**Assignment:** In the material below, some lines may hold the word "JSON"; state how many do, giving only the number.

**Provided records:**
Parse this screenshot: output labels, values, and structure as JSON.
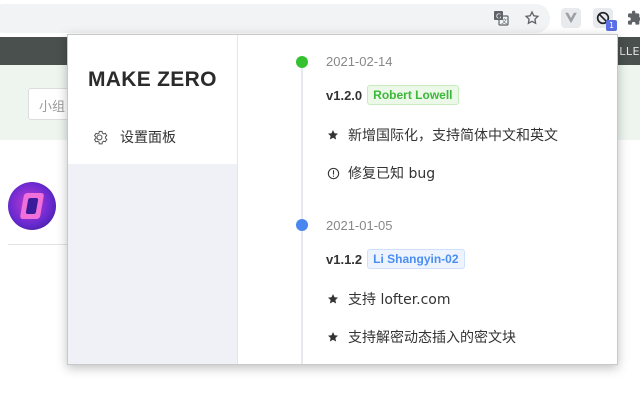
{
  "page_behind": {
    "header_text": "ILLE",
    "search_placeholder": "小组"
  },
  "toolbar": {
    "icons": [
      "translate-icon",
      "star-icon",
      "vue-devtools-icon",
      "make-zero-icon",
      "extensions-icon"
    ],
    "ext_badge": "1"
  },
  "popup": {
    "brand": "MAKE ZERO",
    "sidebar": {
      "items": [
        {
          "label": "设置面板",
          "icon": "gear-icon"
        }
      ]
    },
    "changelog": [
      {
        "date": "2021-02-14",
        "version": "v1.2.0",
        "author": "Robert Lowell",
        "author_color": "#3cb83a",
        "dot_color": "#34c230",
        "items": [
          {
            "type": "feature",
            "icon": "star-icon",
            "text": "新增国际化，支持简体中文和英文"
          },
          {
            "type": "fix",
            "icon": "info-circle-icon",
            "text": "修复已知 bug"
          }
        ]
      },
      {
        "date": "2021-01-05",
        "version": "v1.1.2",
        "author": "Li Shangyin-02",
        "author_color": "#4a8ef0",
        "dot_color": "#4a86f0",
        "items": [
          {
            "type": "feature",
            "icon": "star-icon",
            "text": "支持 lofter.com"
          },
          {
            "type": "feature",
            "icon": "star-icon",
            "text": "支持解密动态插入的密文块"
          }
        ]
      }
    ]
  }
}
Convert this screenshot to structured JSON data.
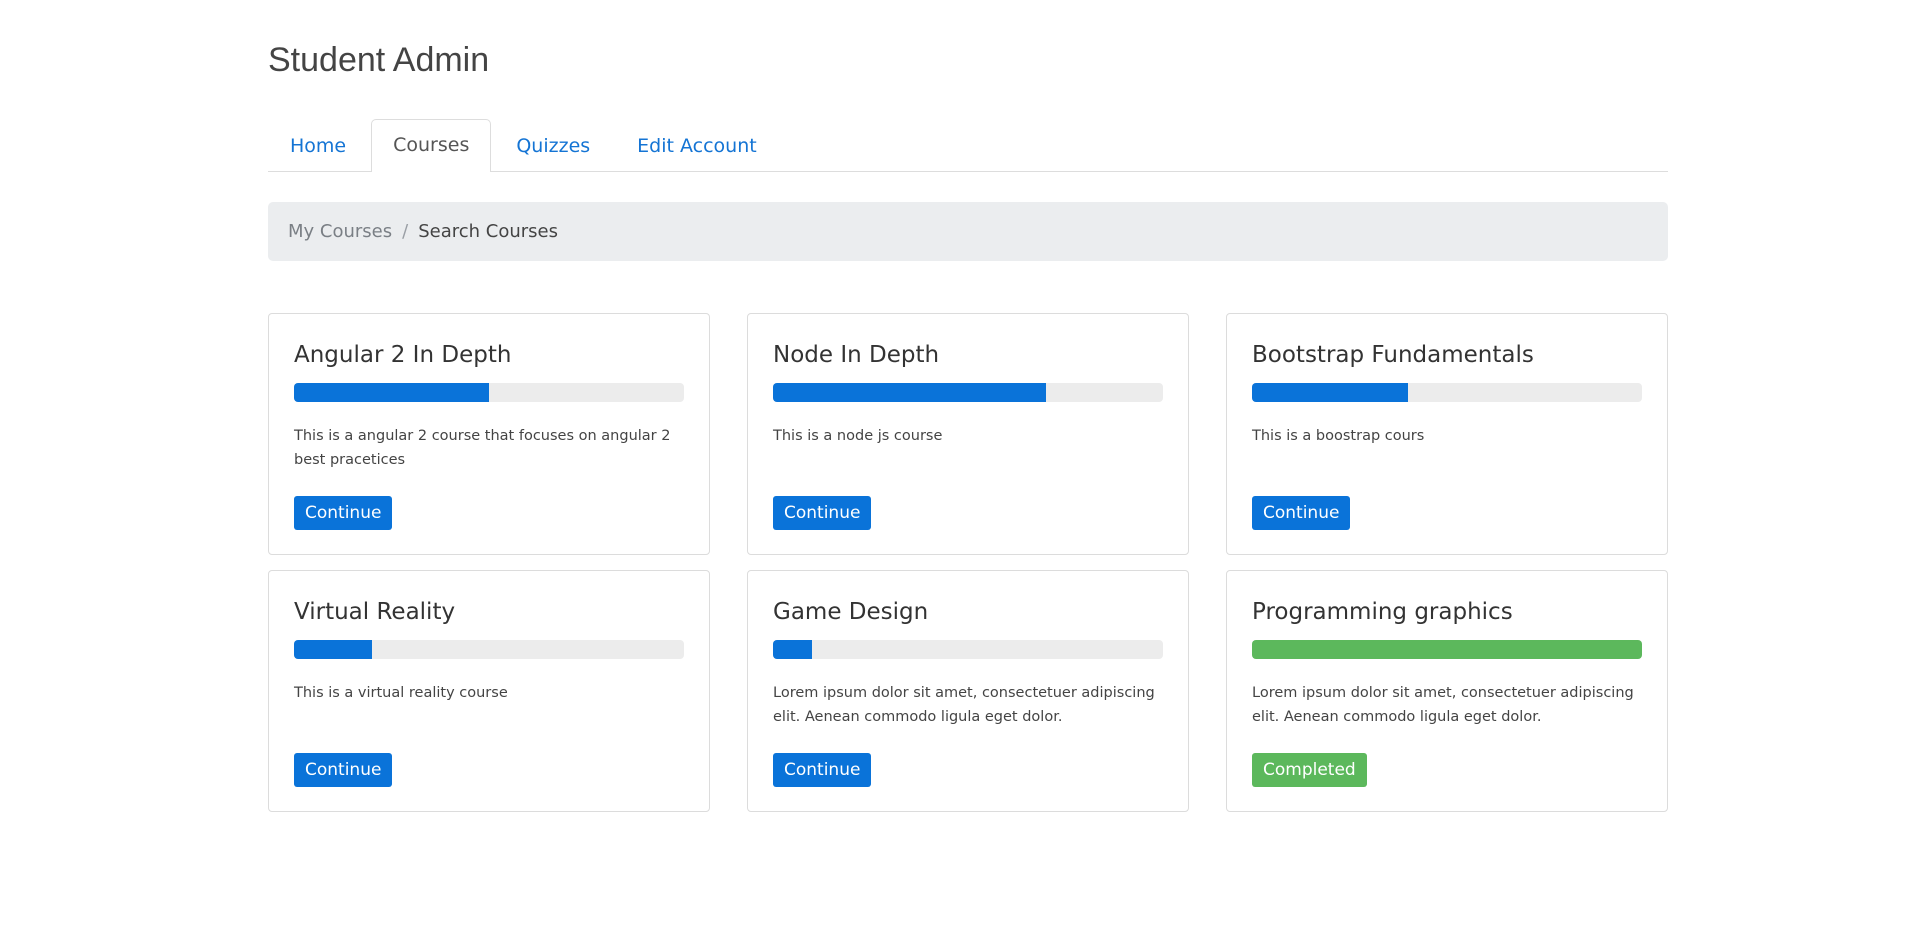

**Response to the task:** 2